The jet stream is a narrow, variable band of very strong, predominantly westerly air currents encircling the globe several miles above the earth. Behind the jet stream in the Northern Hemisphere, cold air from the Arctic is pushing to the south. The jet stream acts as a boundary that separates the cold air from the warm air mass to the south. When the jet stream digs or advances further south, storms can develop and typically travel along this flow. Overall, the jet stream is pushing further south causing significant troughs, or low pressure across the United States. Lows are forming in California, intensifying as they hit the central U.S., push to the northeast, and can tap into the Gulf of Mexico to bring a lot of moisture to the U.S. Southeast. Sometimes, new waves of energy or areas of low pressure can form and develop along the jet stream, which could form further south and east and thus impact the eastern United States.

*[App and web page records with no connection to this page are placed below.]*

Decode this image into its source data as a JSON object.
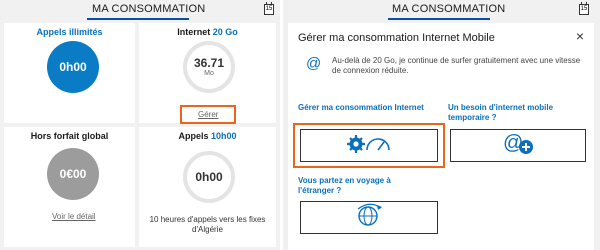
{
  "left": {
    "header_title": "MA CONSOMMATION",
    "calendar_day": "15",
    "cards": {
      "calls": {
        "title": "Appels illimités",
        "value": "0h00"
      },
      "internet": {
        "title_prefix": "Internet ",
        "title_accent": "20 Go",
        "value": "36.71",
        "unit": "Mo",
        "link": "Gérer"
      },
      "overage": {
        "title": "Hors forfait global",
        "value": "0€00",
        "link": "Voir le détail"
      },
      "calls10": {
        "title_prefix": "Appels ",
        "title_accent": "10h00",
        "value": "0h00",
        "note": "10 heures d'appels vers les fixes d'Algérie"
      }
    }
  },
  "right": {
    "header_title": "MA CONSOMMATION",
    "calendar_day": "15",
    "modal": {
      "title": "Gérer ma consommation Internet Mobile",
      "close": "×",
      "info_icon": "@",
      "info_text": "Au-delà de 20 Go, je continue de surfer gratuitement avec une vitesse de connexion réduite.",
      "option_manage": "Gérer ma consommation Internet",
      "option_temp": "Un besoin d'internet mobile temporaire ?",
      "option_travel": "Vous partez en voyage à l'étranger ?"
    }
  },
  "colors": {
    "accent": "#0a6fbf",
    "highlight": "#e8661e",
    "blue_fill": "#0a7cc5",
    "gray_fill": "#9c9c9c"
  },
  "icons": {
    "manage": "settings-gauge-icon",
    "temp": "at-plus-icon",
    "travel": "globe-plane-icon"
  }
}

As troughs dig in the U.S. East, ridging likely develops across the western United States (see image below). When the jet stream digs as far south as the models are indicating next week, unsettled weather looks likely, especially for the eastern United States.

The GFS model indicates very cold air spilling as far south as Florida by the first weekend of March 2013. Image indicates an idea of the jet stream, the ridging in the western United States, and the large trough digging in the eastern U.S. Image via COD Weather

The AO and NAO are both negative, which is influencing the stormy pattern across the United States towards the end of February and early March. Image via NOAA

One of the reasons we are experiencing an active weather pattern is that the North American Oscillation (NAO) and the Arctic Oscillation (AO) is negative. In the AO, or Arctic Oscillation, we mainly focus on the cooling and warming of the stratosphere in the North Pole as it influences the overall pattern. In a positive AO phase, the stratosphere is colder and pushes storm systems into Europe. Cold air is typically trapped further north, and it typically has a difficult time pushing south. As you can guess, a negative AO is the opposite and it brings colder air further south to the east coast and parts of Europe. The NAO, or typically fluctuates more than the AO, and typically influences weather patterns in the short term range. When the NAO is positive, a stronger than usual subtropical high pressure center and a deeper than normal Icelandic low occurs. In this phase, troughs typically do not dig into the eastern United States. Instead, the eastern United States and Europe experience warmer and wetter conditions. In a negative NAO, the phase shows a weak subtropical high and a weak Icelandic low. In this phase, Greenland experiences warmer winters while colder air invades the eastern United States and Europe. As you see in the image below, both of these indicators are negative. Of the two, the AO is the most impressive with the reading dropping in the -2 or -3 range.

By the way, we’ve gotten many beautiful photos of snow and ice recently on EarthSky’s Facebook page. Here are just two …

Snow on beehives from our friend Charles W. Holmes Jr. in Illinois. Posted February 21, 2013. Thank you, Charles!

The ice crystals take the shape of the pine needles in this photo from EarthSky Facebook friend Sofia Lind. Posted February 23, 2013. Thank you, Sofia!

See best snowflake photos from EarthSky Facebook friends here

Bottom line: Active weather will continue across the United States for the end of February 2013 and into early March. The jet stream will remain very active and will allow plenty of opportunities for cold surges to spill as far south as the Gulf Coast by next weekend. Blizzard conditions are already occurring the central United States, and flooding rains are already spreading northward into the U.S. Southeast. Should be a fun couple of weeks, especially if you enjoy active weather. If the weather is severe, make sure you listen and follow your local weather stations for the latest updates. Be safe!